Alpha Centauri, Beta Centauri and Proxima Centauri Our Nearest Stellar Neighbour - April 13, 2017 by Joseph Brimacombe Via Flickr: Taken from Savannah Skies Observatory using a modified Canon 40D camera and 135-mm Digital Cinema Lens on a Software Bisque PME Mount
1 x 3 min exposure
Proxima Centauri forms a third component of the Alpha Centauri binary star system, currently with a separation of about 13000 AU and an orbital period of 550,000 years]
Proxima centauri is marked in the center of the circle on the lower edge of the image.
Alpha centauri is left and beta centauri is right.
Info about alpha centauri or Rigil Kentaurus : en.wikipedia.org/wiki/Alpha_Centauri
Info about beta centuri or Hadar: en.wikipedia.org/wiki/Beta_Centauri
Info about proxima centauri: en.wikipedia.org/wiki/Proxima_Centauri
Use natural outdoor lighting. Turn off your flash.

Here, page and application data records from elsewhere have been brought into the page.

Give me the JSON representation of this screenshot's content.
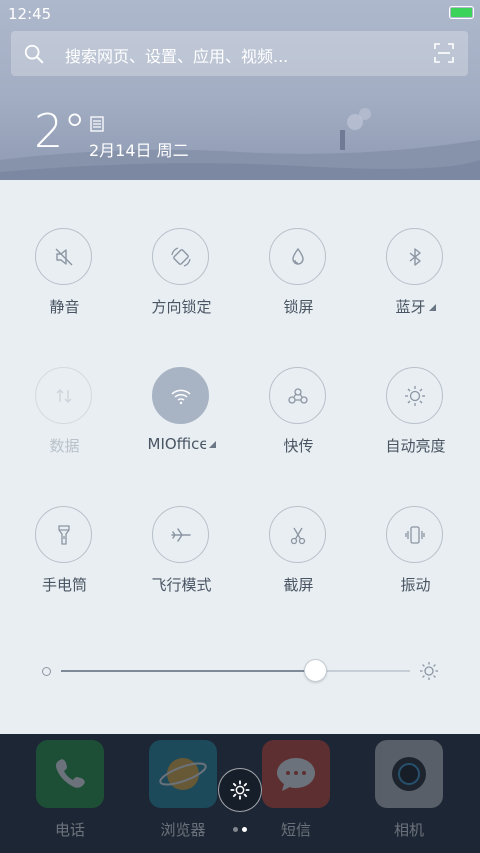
{
  "status": {
    "time": "12:45",
    "battery_level": 1.0,
    "battery_color": "#3cd35a"
  },
  "search": {
    "placeholder": "搜索网页、设置、应用、视频..."
  },
  "weather": {
    "temperature": "2°",
    "date": "2月14日 周二"
  },
  "tiles": [
    {
      "label": "静音",
      "icon": "mute-icon",
      "state": "off"
    },
    {
      "label": "方向锁定",
      "icon": "rotation-lock-icon",
      "state": "off"
    },
    {
      "label": "锁屏",
      "icon": "lock-screen-icon",
      "state": "off"
    },
    {
      "label": "蓝牙",
      "icon": "bluetooth-icon",
      "state": "off",
      "expandable": true
    },
    {
      "label": "数据",
      "icon": "mobile-data-icon",
      "state": "disabled"
    },
    {
      "label": "MIOffice",
      "icon": "wifi-icon",
      "state": "on",
      "expandable": true
    },
    {
      "label": "快传",
      "icon": "quick-share-icon",
      "state": "off"
    },
    {
      "label": "自动亮度",
      "icon": "auto-brightness-icon",
      "state": "off"
    },
    {
      "label": "手电筒",
      "icon": "flashlight-icon",
      "state": "off"
    },
    {
      "label": "飞行模式",
      "icon": "airplane-icon",
      "state": "off"
    },
    {
      "label": "截屏",
      "icon": "screenshot-icon",
      "state": "off"
    },
    {
      "label": "振动",
      "icon": "vibrate-icon",
      "state": "off"
    }
  ],
  "brightness": {
    "level": 0.73
  },
  "dock": [
    {
      "label": "电话",
      "icon": "phone-icon",
      "color": "#1f9c3a"
    },
    {
      "label": "浏览器",
      "icon": "browser-icon",
      "color": "#1f8ea3"
    },
    {
      "label": "短信",
      "icon": "messages-icon",
      "color": "#d8412e"
    },
    {
      "label": "相机",
      "icon": "camera-icon",
      "color": "#c9c9c9"
    }
  ],
  "colors": {
    "accent_active": "#a8b3c4",
    "panel_bg": "#e8eef2"
  }
}
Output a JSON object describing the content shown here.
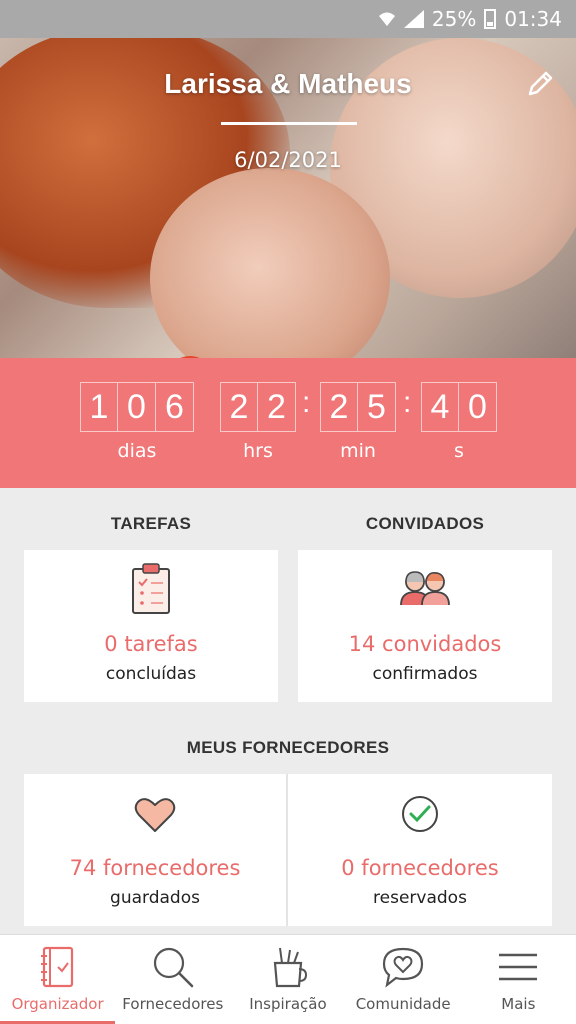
{
  "status_bar": {
    "battery": "25%",
    "time": "01:34"
  },
  "hero": {
    "couple_name": "Larissa & Matheus",
    "date": "6/02/2021"
  },
  "countdown": {
    "days_digits": [
      "1",
      "0",
      "6"
    ],
    "hours_digits": [
      "2",
      "2"
    ],
    "minutes_digits": [
      "2",
      "5"
    ],
    "seconds_digits": [
      "4",
      "0"
    ],
    "separator": ":",
    "labels": {
      "days": "dias",
      "hours": "hrs",
      "minutes": "min",
      "seconds": "s"
    }
  },
  "tasks": {
    "title": "TAREFAS",
    "value": "0 tarefas",
    "sub": "concluídas"
  },
  "guests": {
    "title": "CONVIDADOS",
    "value": "14 convidados",
    "sub": "confirmados"
  },
  "vendors": {
    "title": "MEUS FORNECEDORES",
    "saved": {
      "value": "74 fornecedores",
      "sub": "guardados"
    },
    "booked": {
      "value": "0 fornecedores",
      "sub": "reservados"
    }
  },
  "nav": {
    "items": [
      {
        "label": "Organizador",
        "icon": "notebook-icon"
      },
      {
        "label": "Fornecedores",
        "icon": "search-icon"
      },
      {
        "label": "Inspiração",
        "icon": "supplies-icon"
      },
      {
        "label": "Comunidade",
        "icon": "chat-heart-icon"
      },
      {
        "label": "Mais",
        "icon": "menu-icon"
      }
    ],
    "active_index": 0
  },
  "colors": {
    "accent": "#f07677",
    "accent_text": "#e96c6b",
    "background": "#ececec"
  }
}
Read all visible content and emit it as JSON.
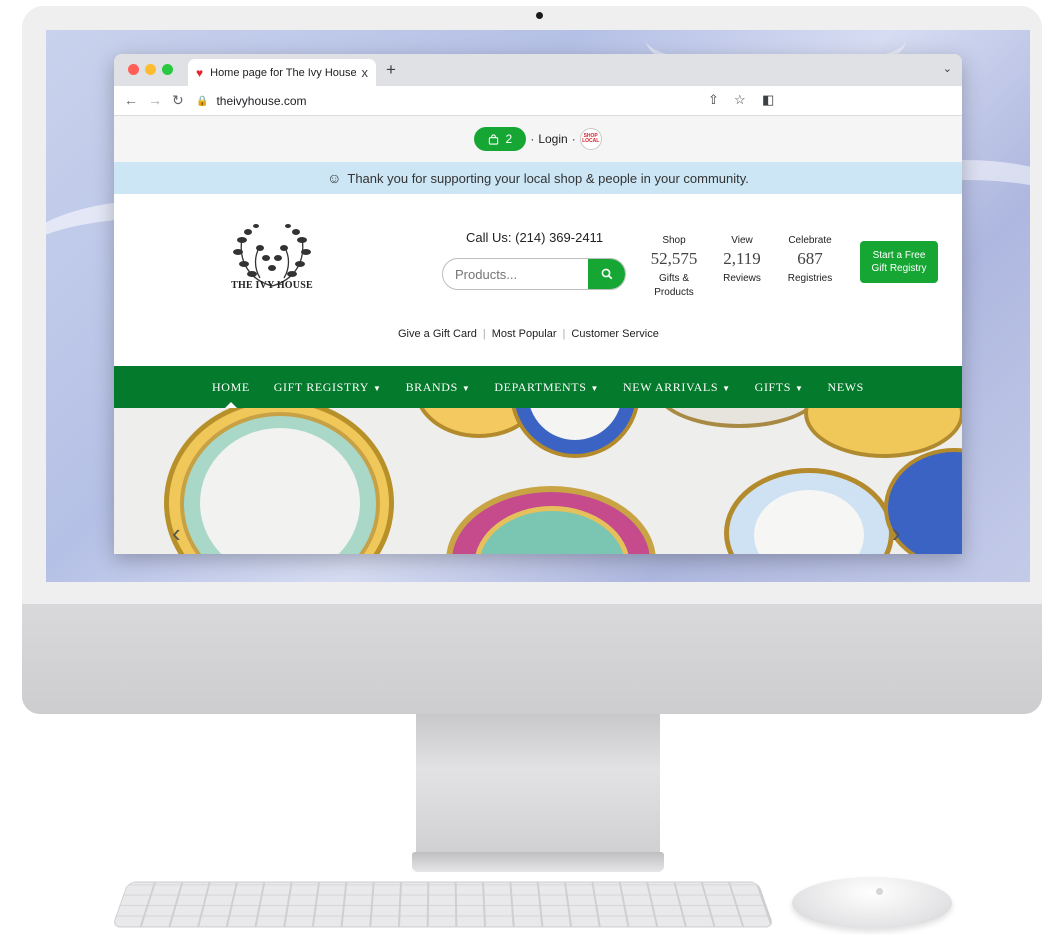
{
  "browser": {
    "tab_title": "Home page for The Ivy House",
    "tab_close": "x",
    "new_tab": "+",
    "url": "theivyhouse.com"
  },
  "site": {
    "cart_count": "2",
    "login": "Login",
    "shop_local_badge": "SHOP LOCAL",
    "banner_text": "Thank you for supporting your local shop & people in your community.",
    "logo_text": "THE IVY HOUSE",
    "call_us": "Call Us: (214) 369-2411",
    "search_placeholder": "Products...",
    "stats": [
      {
        "top": "Shop",
        "number": "52,575",
        "bottom": "Gifts & Products"
      },
      {
        "top": "View",
        "number": "2,119",
        "bottom": "Reviews"
      },
      {
        "top": "Celebrate",
        "number": "687",
        "bottom": "Registries"
      }
    ],
    "cta": "Start a Free Gift Registry",
    "links": [
      "Give a Gift Card",
      "Most Popular",
      "Customer Service"
    ],
    "nav": [
      {
        "label": "HOME"
      },
      {
        "label": "GIFT REGISTRY"
      },
      {
        "label": "BRANDS"
      },
      {
        "label": "DEPARTMENTS"
      },
      {
        "label": "NEW ARRIVALS"
      },
      {
        "label": "GIFTS"
      },
      {
        "label": "NEWS"
      }
    ]
  },
  "icons": {
    "cart": "shopping-bag-icon",
    "search": "search-icon",
    "smile": "smile-icon",
    "heart": "heart-icon"
  },
  "colors": {
    "brand_green": "#16a634",
    "nav_green": "#047a2c",
    "banner_blue": "#cde6f5"
  }
}
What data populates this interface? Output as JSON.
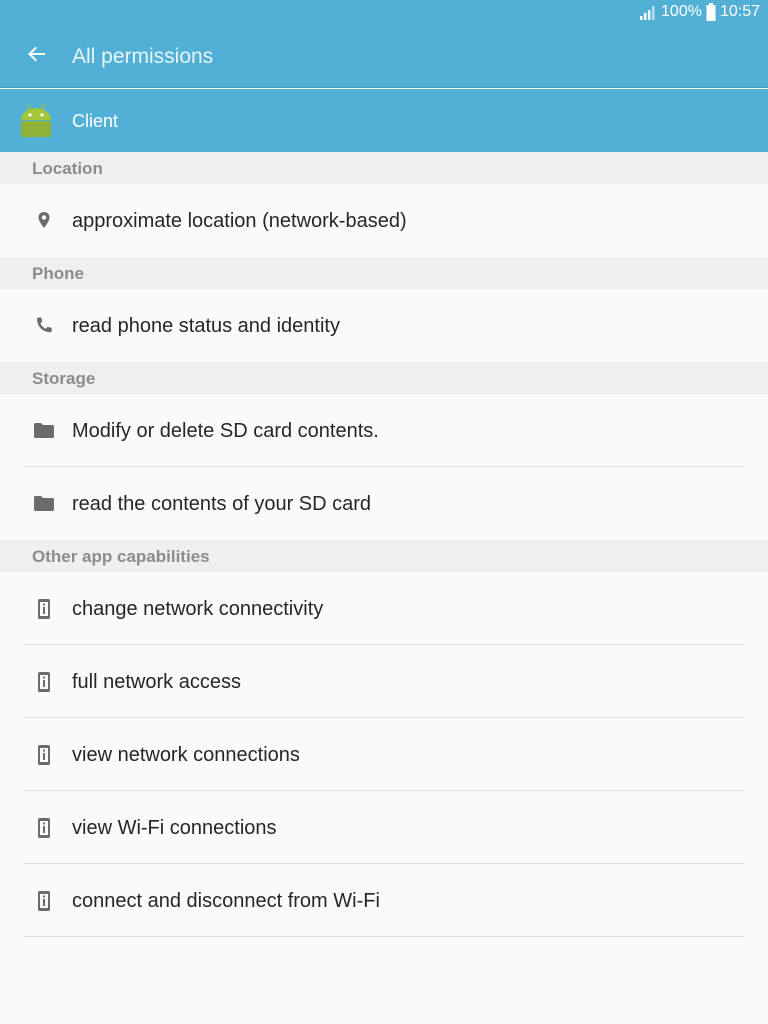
{
  "status_bar": {
    "battery_percent": "100%",
    "time": "10:57",
    "icons": [
      "signal-icon",
      "battery-icon"
    ]
  },
  "app_bar": {
    "title": "All permissions",
    "back_icon": "arrow-back-icon"
  },
  "app_info": {
    "name": "Client",
    "icon": "android-icon"
  },
  "colors": {
    "app_bar": "#52b0d6",
    "section_background": "#efefef",
    "section_text": "#8c8c8c",
    "list_text": "#262626",
    "icon": "#6b6b6b"
  },
  "sections": [
    {
      "title": "Location",
      "items": [
        {
          "label": "approximate location (network-based)",
          "icon": "location-pin-icon"
        }
      ]
    },
    {
      "title": "Phone",
      "items": [
        {
          "label": "read phone status and identity",
          "icon": "phone-icon"
        }
      ]
    },
    {
      "title": "Storage",
      "items": [
        {
          "label": "Modify or delete SD card contents.",
          "icon": "folder-icon"
        },
        {
          "label": "read the contents of your SD card",
          "icon": "folder-icon"
        }
      ]
    },
    {
      "title": "Other app capabilities",
      "items": [
        {
          "label": "change network connectivity",
          "icon": "device-info-icon"
        },
        {
          "label": "full network access",
          "icon": "device-info-icon"
        },
        {
          "label": "view network connections",
          "icon": "device-info-icon"
        },
        {
          "label": "view Wi-Fi connections",
          "icon": "device-info-icon"
        },
        {
          "label": "connect and disconnect from Wi-Fi",
          "icon": "device-info-icon"
        }
      ]
    }
  ]
}
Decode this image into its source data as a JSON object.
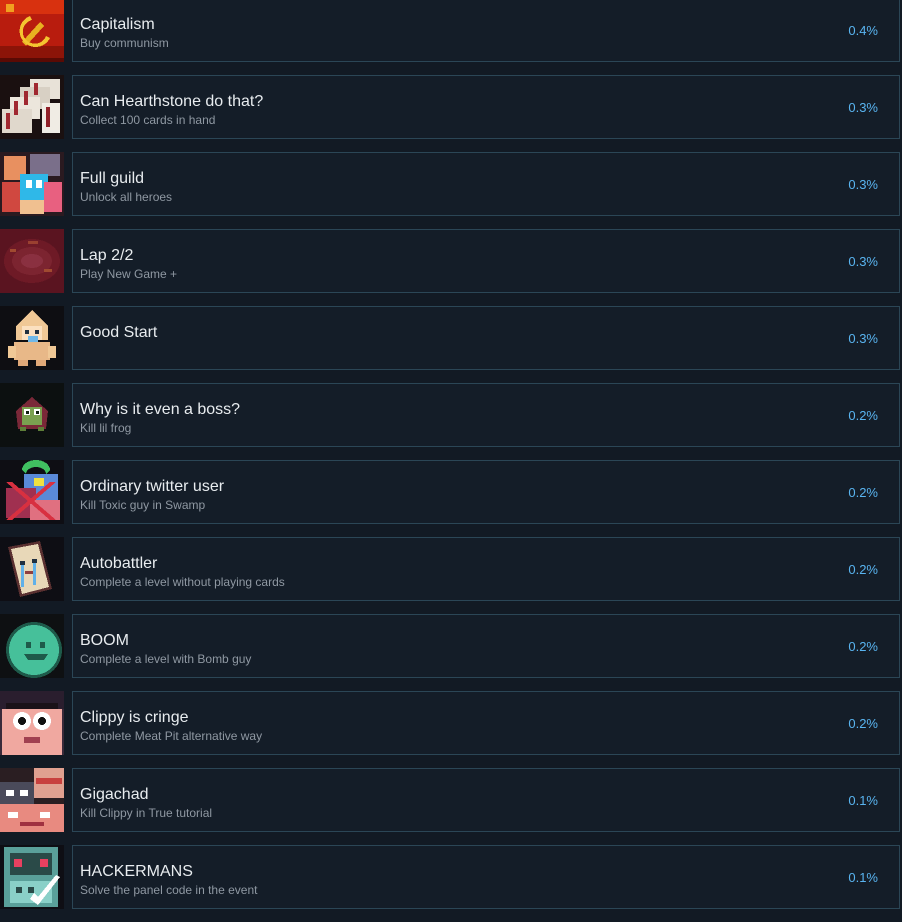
{
  "achievements": [
    {
      "title": "Capitalism",
      "desc": "Buy communism",
      "pct": "0.4%",
      "icon": "hammer-sickle-flag-icon"
    },
    {
      "title": "Can Hearthstone do that?",
      "desc": "Collect 100 cards in hand",
      "pct": "0.3%",
      "icon": "card-stack-icon"
    },
    {
      "title": "Full guild",
      "desc": "Unlock all heroes",
      "pct": "0.3%",
      "icon": "heroes-group-icon"
    },
    {
      "title": "Lap 2/2",
      "desc": "Play New Game +",
      "pct": "0.3%",
      "icon": "swirl-portal-icon"
    },
    {
      "title": "Good Start",
      "desc": "",
      "pct": "0.3%",
      "icon": "baby-hooded-icon"
    },
    {
      "title": "Why is it even a boss?",
      "desc": "Kill lil frog",
      "pct": "0.2%",
      "icon": "frog-icon"
    },
    {
      "title": "Ordinary twitter user",
      "desc": "Kill Toxic guy in Swamp",
      "pct": "0.2%",
      "icon": "crossed-out-monster-icon"
    },
    {
      "title": "Autobattler",
      "desc": "Complete a level without playing cards",
      "pct": "0.2%",
      "icon": "crying-card-icon"
    },
    {
      "title": "BOOM",
      "desc": "Complete a level with Bomb guy",
      "pct": "0.2%",
      "icon": "green-slime-icon"
    },
    {
      "title": "Clippy is cringe",
      "desc": "Complete Meat Pit alternative way",
      "pct": "0.2%",
      "icon": "cringe-face-icon"
    },
    {
      "title": "Gigachad",
      "desc": "Kill Clippy in True tutorial",
      "pct": "0.1%",
      "icon": "gigachad-faces-icon"
    },
    {
      "title": "HACKERMANS",
      "desc": "Solve the panel code in the event",
      "pct": "0.1%",
      "icon": "computer-panel-icon"
    }
  ]
}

For food/table shots, sit outside or by a window in daylight. Typically food photos (like in magazines) are slightly overexposed to look more appealing, so increase the exposure a bit when you edit later.
Take at least 20 shots and pick the one in the series that grabs your eye the most and feels the most satisfying to look at.
Use the grid feature to make sure the lines aren’t crooked and if they are then adjust the photo angle after so that the lines are straight.
Use the rule of thirds to help with your composition. The grid feature helps with this!
Make use of the “live” photo (iPhone 6) and HDR features.
Play around with iPhoto to adjust the lighting, contrast, temperature, etc.
Some apps I like:
Facetune - for fixing small imperfections. I have learned that less is more though. Selfie Tip: to make your skin clearer without looking too airbrushed use the “patch” feature where you need it rather than the “smooth” feature over your whole face.
Snapseed - especially the “brush” feature. Tip: decrease the saturation on the white parts of your photo if they look too yellow and increase the exposure to make them look brighter.